And then there’s our Restart Teams: Secretary Kurrle, Commissioner Schirling, Secretary Moore, Secretary French and all the volunteer business, community and education partners who helped guide our reopening efforts.
Our seasoned leaders at AHS, Secretary Smith, Deputy Secretary Samuelson, and their entire team, as well as Secretary Young at the Agency of Administration. And the list goes on, from Digital Services to VTrans and Public Service, to Labor and Ag, BGS, Tax and Libraries. Every single agency and department has had a role to play.
The staff in my office have also quietly but effectively helped to keep everyone informed and fielded all the requests for help. They have been essential to keeping all of this together and our team focused and accountable, as has my Cabinet and their teams, who have kept state government fully operational, even while they took on the additional responsibilities of this pandemic.
And then of course there is Dr. Levine and our State Epidemiologist Dr. Kelso and their teams, whose advice and guidance we have relied on from the start, whose thoughtfulness, hard work and dedication are like none I have ever seen.
I know we don’t intentionally take people for granted. But I have to say, Vermonters are fortunate to have all these public servants leading this response. And as Governor, I am very blessed to have a team with so much character, commitment, competence and chemistry.
Fate can have a funny way of putting the right people in the right place at the right time and I think that is exactly what happened here.
I also want to thank members of the press: the broadcasters who carry these briefings live, all the journalists from across the state who’ve called in. You have kept Vermonters informed, and you held our feet to the fire.
We don’t always love your questions, but we are not supposed to. Your focus on transparency and accountability has made our response better and Vermonters are better off for it.
But at the end of the day, the people who deserve the credit most are everyday Vermonters - those who wake up each morning wanting to do the right thing.
Vermonters met this difficult moment from the start. You have cared for one another, you have followed the science, and you have put others first. You stuck together, even while we had to be physically separated.
We have been united in our commitment our sense of duty and our care and respect for one another.
The ingenuity, creativity and dedication of all Vermonters - to their friends and families, to their neighbors, and to their communities - has been incredible and we should all be very proud.
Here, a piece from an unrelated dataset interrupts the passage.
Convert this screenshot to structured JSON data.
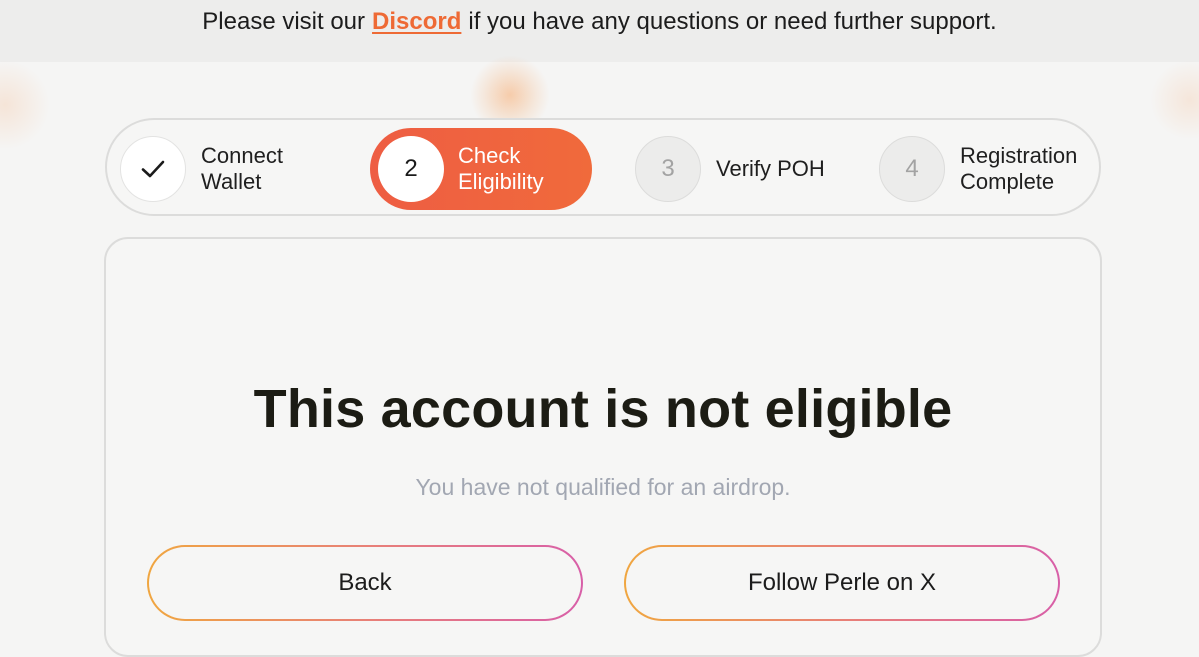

I know I am.
Through it all, we have shown the nation - and much of the world - how to respond when there is no playbook, and how to do it with civility and respect.
But this is no surprise to me and should be no surprise to anyone who knows anything about what it means to be a Vermonter.
On the first day of the Battle in Gettysburg, General Sedgwick knew enough about our character and courage to send the order” “Put the Vermonters ahead.”
157 years later, we again showed that when the nation is in need of leadership and hope; when America needs to find its path forward to solve problems and help people; when in dark times, our country needs a state to light the way; Vermonters will always step forward and lead the charge.
I thank all of you for what you have done over the last year and a half and the work we will do together to recover stronger than ever before. We have still got a lot of work to do, so let’s keep moving Vermont Forward.